While I like OpenSUSE, I still do not support the Microsoft/Novell patent deal that was announced back on November 02, 2006. The OpenSUSE community has been free of this deal, but unfortunately have suffered the consequences of a damaged reputation from Novell as a result of their collaboration. To be honest, the collaboration that has been happening between Microsoft and Novell are good things, but the patent protection part of the deal is one that is damaging, as it says that Novell has been violating Microsoft patents. Microsoft has made such claims about Linux and patents, but have never specified which ones are violated. It is a strategic move, because if Microsoft revealed the patents, the offending code would either be fixed or the patents declared invalid. The result would be Microsoft having no way to scare users from using Linux. Just look at the last Yahoo! deal, where Microsoft gave Yahoo! a 3 week deadline to accept their offer, or Microsoft would stack the Yahoo! board in their (Microsoft’s) favor. That never happened, and Microsoft made several more attempts to please Yahoo!, only to back out of the deal after Yahoo! raised the bid price — a perfect example of empty threats in action.
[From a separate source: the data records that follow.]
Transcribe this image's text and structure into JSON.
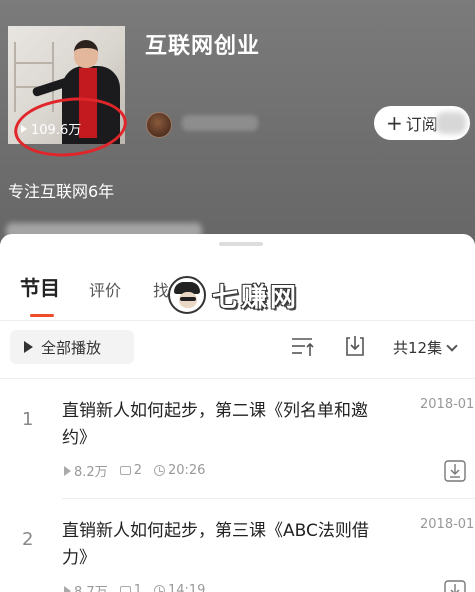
{
  "album": {
    "title": "互联网创业",
    "play_count": "109.6万",
    "subscribe_label": "订阅",
    "description": "专注互联网6年"
  },
  "tabs": [
    {
      "label": "节目",
      "active": true
    },
    {
      "label": "评价",
      "active": false
    },
    {
      "label": "找",
      "active": false
    }
  ],
  "watermark": {
    "text": "七赚网"
  },
  "toolbar": {
    "play_all_label": "全部播放",
    "count_label": "共12集"
  },
  "episodes": [
    {
      "index": "1",
      "title": "直销新人如何起步，第二课《列名单和邀约》",
      "date": "2018-01",
      "plays": "8.2万",
      "comments": "2",
      "duration": "20:26"
    },
    {
      "index": "2",
      "title": "直销新人如何起步，第三课《ABC法则借力》",
      "date": "2018-01",
      "plays": "8.7万",
      "comments": "1",
      "duration": "14:19"
    }
  ],
  "colors": {
    "accent": "#f04b2a",
    "highlight_circle": "#e0262a",
    "header_bg": "#717171"
  },
  "icons": [
    "play-icon",
    "sort-icon",
    "download-icon",
    "chevron-down-icon",
    "comment-icon",
    "clock-icon"
  ]
}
On the topic of Microsoft, the Windows version of the new ASUS Eee PC will cost less than the Linux version. It is always interesting to watch the prices of Linux and Windows computers. In the past, Microsoft has been known to threaten PC makers into releasing computers with Windows for cheaper than the competition, even if they are installed on the same make/model computer. One of the most recent examples was the higher price of the Dell computers, where the Ubuntu Dell cost more than the same model with Windows preinstalled. This goes against common logic, as Ubuntu is free, and Windows (or at least a box version) costs $129. The Eee PC comes with Xandros (another company that signed a patent protection deal with Microsoft), and the system had been tailored for the Eee PC. Xandros is not free to download, but rather available for purchase, and is still far cheaper than the Windows XP being installed on the new Eee PCs.
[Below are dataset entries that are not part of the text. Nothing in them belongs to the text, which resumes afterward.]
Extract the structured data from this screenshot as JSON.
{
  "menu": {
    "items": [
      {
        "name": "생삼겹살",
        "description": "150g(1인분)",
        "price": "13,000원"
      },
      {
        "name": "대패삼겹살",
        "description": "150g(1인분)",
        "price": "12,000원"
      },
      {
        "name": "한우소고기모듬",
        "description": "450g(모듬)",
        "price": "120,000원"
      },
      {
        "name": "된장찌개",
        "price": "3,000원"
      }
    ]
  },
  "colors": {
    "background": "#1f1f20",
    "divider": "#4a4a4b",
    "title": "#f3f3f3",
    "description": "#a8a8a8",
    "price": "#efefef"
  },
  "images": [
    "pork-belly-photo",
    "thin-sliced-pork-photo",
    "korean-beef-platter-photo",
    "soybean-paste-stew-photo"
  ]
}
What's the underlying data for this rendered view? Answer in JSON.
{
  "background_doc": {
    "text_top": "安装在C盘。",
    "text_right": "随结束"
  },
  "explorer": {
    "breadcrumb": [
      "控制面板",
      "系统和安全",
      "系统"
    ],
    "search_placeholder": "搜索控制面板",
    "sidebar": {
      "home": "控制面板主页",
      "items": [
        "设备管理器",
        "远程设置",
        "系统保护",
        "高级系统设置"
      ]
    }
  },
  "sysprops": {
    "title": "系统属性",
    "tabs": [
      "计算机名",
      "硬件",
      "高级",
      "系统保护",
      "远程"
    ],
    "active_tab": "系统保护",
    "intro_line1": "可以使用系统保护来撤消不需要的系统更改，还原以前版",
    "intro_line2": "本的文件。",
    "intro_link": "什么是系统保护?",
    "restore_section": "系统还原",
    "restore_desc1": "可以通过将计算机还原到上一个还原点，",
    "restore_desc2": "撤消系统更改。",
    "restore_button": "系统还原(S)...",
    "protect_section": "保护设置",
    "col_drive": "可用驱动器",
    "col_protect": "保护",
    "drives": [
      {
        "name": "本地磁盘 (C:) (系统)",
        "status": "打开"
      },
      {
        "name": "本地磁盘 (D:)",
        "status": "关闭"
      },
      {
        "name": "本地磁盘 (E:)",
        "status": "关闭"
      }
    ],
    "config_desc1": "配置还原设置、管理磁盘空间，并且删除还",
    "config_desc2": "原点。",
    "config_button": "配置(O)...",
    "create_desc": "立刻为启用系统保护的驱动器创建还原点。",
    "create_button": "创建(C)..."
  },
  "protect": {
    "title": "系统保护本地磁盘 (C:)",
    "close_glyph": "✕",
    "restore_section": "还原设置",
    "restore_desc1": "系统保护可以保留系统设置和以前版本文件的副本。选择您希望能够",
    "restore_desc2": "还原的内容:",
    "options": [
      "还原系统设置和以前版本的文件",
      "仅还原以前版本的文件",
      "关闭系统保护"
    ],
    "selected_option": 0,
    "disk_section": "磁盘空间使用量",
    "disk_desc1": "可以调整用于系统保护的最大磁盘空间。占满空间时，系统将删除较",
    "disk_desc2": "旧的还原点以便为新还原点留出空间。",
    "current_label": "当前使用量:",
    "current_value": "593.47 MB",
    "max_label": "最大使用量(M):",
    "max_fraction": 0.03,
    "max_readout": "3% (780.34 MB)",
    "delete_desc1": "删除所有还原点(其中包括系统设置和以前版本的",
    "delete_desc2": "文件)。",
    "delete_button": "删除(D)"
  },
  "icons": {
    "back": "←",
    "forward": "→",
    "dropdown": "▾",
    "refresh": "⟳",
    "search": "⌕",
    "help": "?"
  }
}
The question does arise — Did ASUS get threats (or an amazing deal) of some sort to sell the Eee PC with Windows for cheaper than the one with Linux preinstalled?
My guess would be… yes. I am sure something happened, but whether or not it was good for Xandros is impossible to tell. Also, it could be possible that ASUS is looking to impress Microsoft, especially since they predicted that they would sell more Windows Eee PCs than Linux ones? Of course, I doubt that many of the higher end Eee PCs will sell over the lower spec all Linux versions available for $400. Who would want to pay $500+ for an underpowered device, especially since at $500 you can get a modestly priced laptop or desktop?